In the mid 1960s Champaign became the epicenter of a regional music explosion and a Mecca for professional musicians. In March of 1968 the Finchley Boys lineup was established that led the way in blues-oriented and original progressive music. George Faber , Larry Tabeling, J. Michael Powers, and Garrett Oostdyk took their innovative sounds and dynamic stage show to new fans in virtually every college campus, concert hall, and teen center in Illinois. Other Midwestern states followed – Indiana, Iowa, Wisconsin, Missouri and Ohio – and then on to New York, Toronto and San Francisco. One of their most highly-acclaimed shows, reported on the front page of the Chicago Tribune as the concerts breakout performance, was as one of the top acts at the Kickapoo Creek Rock Festival. Joining them were Canned Heat, B.B. King, Delaney and Bonnie, among other music legends on that Memorial Day weekend in 1970.
Known for their great live shows and theatrical antics – including a live boa constrictor five years before Alice Cooper made it famous – the Finchley Boys were considered ahead of their time. They started recording in the fall of 1968 and throughout 1969. Those songs would not be heard until 1972 with the release of Everlasting Tributes. By 1983, already a top collector's item, the album would be bootlegged on vinyl and then CD. Several songs were culled from the recordings and added to various compilation albums and CDs. The popular album was bootlegged again on CD twice in 2004.

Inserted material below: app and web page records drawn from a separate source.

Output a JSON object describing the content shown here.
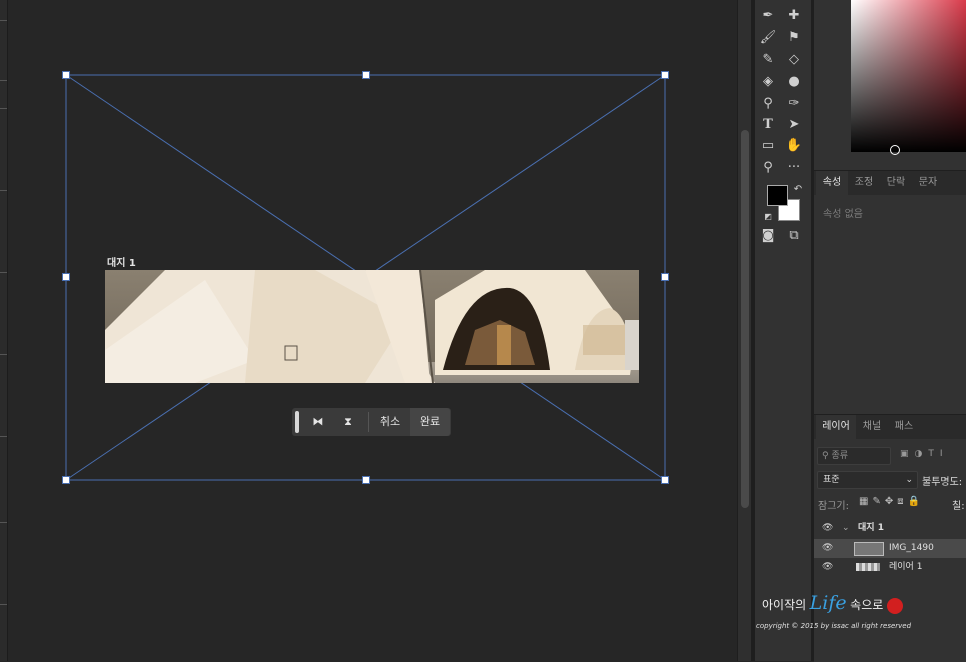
{
  "artboard": {
    "label": "대지 1"
  },
  "transform_bar": {
    "cancel_label": "취소",
    "commit_label": "완료"
  },
  "tools": {
    "icons": [
      "eyedropper-icon",
      "healing-brush-icon",
      "brush-icon",
      "stamp-icon",
      "history-brush-icon",
      "eraser-icon",
      "paint-bucket-icon",
      "blur-icon",
      "dodge-icon",
      "pen-icon",
      "type-icon",
      "path-select-icon",
      "rectangle-icon",
      "hand-icon",
      "zoom-icon",
      "more-icon",
      "quick-mask-icon",
      "screen-mode-icon"
    ],
    "foreground_color": "#000000",
    "background_color": "#ffffff"
  },
  "properties_panel": {
    "tabs": [
      "속성",
      "조정",
      "단락",
      "문자"
    ],
    "empty_label": "속성 없음"
  },
  "layers_panel": {
    "tabs": [
      "레이어",
      "채널",
      "패스"
    ],
    "search_placeholder": "종류",
    "blend_mode": "표준",
    "opacity_label": "불투명도:",
    "lock_label": "잠그기:",
    "fill_label": "칠:",
    "layers": [
      {
        "name": "대지 1",
        "type": "artboard"
      },
      {
        "name": "IMG_1490",
        "type": "smart-object",
        "selected": true
      },
      {
        "name": "레이어 1",
        "type": "pixel"
      }
    ]
  },
  "watermark": {
    "line1_prefix": "아이작의",
    "line1_script": "Life",
    "line1_suffix": "속으로",
    "line2": "copyright © 2015 by issac all right reserved"
  },
  "colors": {
    "accent": "#4a6fb0",
    "panel": "#323232",
    "canvas": "#262626"
  }
}
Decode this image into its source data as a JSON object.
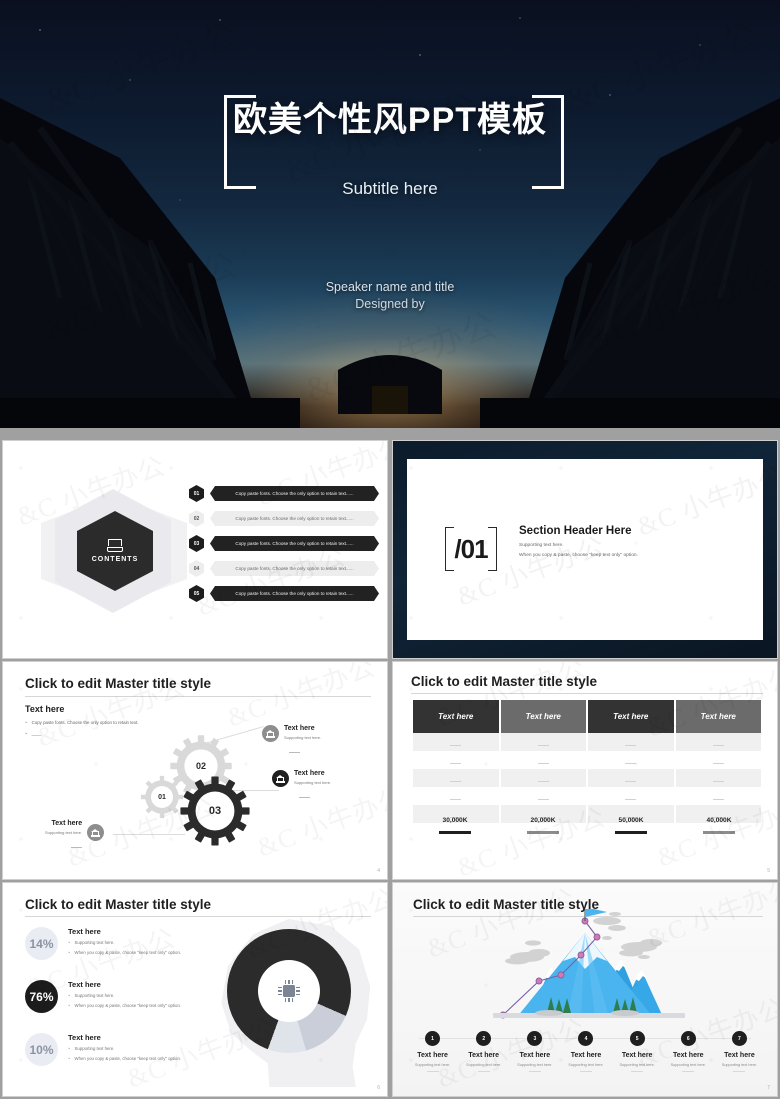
{
  "cover": {
    "title": "欧美个性风PPT模板",
    "subtitle": "Subtitle here",
    "speaker": "Speaker name and title",
    "designed_by": "Designed by"
  },
  "contents": {
    "hex_label": "CONTENTS",
    "hex_icon": "tray-icon",
    "items": [
      {
        "num": "01",
        "text": "Copy paste fonts. Choose the only option to retain text......",
        "style": "dark"
      },
      {
        "num": "02",
        "text": "Copy paste fonts. Choose the only option to retain text......",
        "style": "light"
      },
      {
        "num": "03",
        "text": "Copy paste fonts. Choose the only option to retain text......",
        "style": "dark"
      },
      {
        "num": "04",
        "text": "Copy paste fonts. Choose the only option to retain text......",
        "style": "light"
      },
      {
        "num": "05",
        "text": "Copy paste fonts. Choose the only option to retain text......",
        "style": "dark"
      }
    ]
  },
  "section": {
    "number": "/01",
    "heading": "Section Header Here",
    "support1": "Supporting text here.",
    "support2": "When you copy & paste, choose \"keep text only\" option."
  },
  "gears": {
    "title": "Click to edit Master title style",
    "page": "4",
    "left_heading": "Text here",
    "left_bullets": [
      "Copy paste fonts. Choose the only option to retain text.",
      "____"
    ],
    "gear_labels": [
      "01",
      "02",
      "03"
    ],
    "nodes": [
      {
        "title": "Text here",
        "support": "Supporting text here.",
        "icon": "bank-icon",
        "style": "mid"
      },
      {
        "title": "Text here",
        "support": "Supporting text here.",
        "icon": "bank-icon",
        "style": "dark"
      },
      {
        "title": "Text here",
        "support": "Supporting text here.",
        "icon": "bank-icon",
        "style": "mid"
      }
    ]
  },
  "table": {
    "title": "Click to edit Master title style",
    "page": "5",
    "headers": [
      {
        "label": "Text here",
        "style": "d"
      },
      {
        "label": "Text here",
        "style": "m"
      },
      {
        "label": "Text here",
        "style": "d"
      },
      {
        "label": "Text here",
        "style": "m"
      }
    ],
    "row_count": 5,
    "footer": [
      {
        "value": "30,000K",
        "style": "d"
      },
      {
        "value": "20,000K",
        "style": "m"
      },
      {
        "value": "50,000K",
        "style": "d"
      },
      {
        "value": "40,000K",
        "style": "m"
      }
    ]
  },
  "donut": {
    "title": "Click to edit Master title style",
    "page": "6",
    "icon": "cpu-chip-icon",
    "items": [
      {
        "percent": "14%",
        "style": "light",
        "title": "Text here",
        "b1": "Supporting text here.",
        "b2": "When you copy & paste, choose \"keep text only\" option."
      },
      {
        "percent": "76%",
        "style": "dark",
        "title": "Text here",
        "b1": "Supporting text here.",
        "b2": "When you copy & paste, choose \"keep text only\" option."
      },
      {
        "percent": "10%",
        "style": "light",
        "title": "Text here",
        "b1": "Supporting text here.",
        "b2": "When you copy & paste, choose \"keep text only\" option."
      }
    ]
  },
  "mountain": {
    "title": "Click to edit Master title style",
    "page": "7",
    "steps": [
      {
        "num": "1",
        "title": "Text here",
        "support": "Supporting text here."
      },
      {
        "num": "2",
        "title": "Text here",
        "support": "Supporting text here."
      },
      {
        "num": "3",
        "title": "Text here",
        "support": "Supporting text here."
      },
      {
        "num": "4",
        "title": "Text here",
        "support": "Supporting text here."
      },
      {
        "num": "5",
        "title": "Text here",
        "support": "Supporting text here."
      },
      {
        "num": "6",
        "title": "Text here",
        "support": "Supporting text here."
      },
      {
        "num": "7",
        "title": "Text here",
        "support": "Supporting text here."
      }
    ]
  },
  "chart_data": {
    "type": "pie",
    "title": "Click to edit Master title style",
    "labels": [
      "Text here",
      "Text here",
      "Text here"
    ],
    "values": [
      76,
      14,
      10
    ],
    "value_labels": [
      "76%",
      "14%",
      "10%"
    ],
    "colors": [
      "#2b2b2b",
      "#c9ced8",
      "#dfe3ea"
    ],
    "donut": true,
    "legend": "left"
  },
  "colors": {
    "accent_dark": "#1f1f1f",
    "accent_mid": "#6b6b6b",
    "accent_light": "#ededed",
    "page_bg": "#a0a0a0"
  }
}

Over the years, there have been several legitimate requests to re-release Everlasting Tributes and the band agreed to allow a re-mastered vinyl release on Anazitisi Records in Europe and now a deluxe CD release by Parasol Label Group's Reaction Recording in the U.S.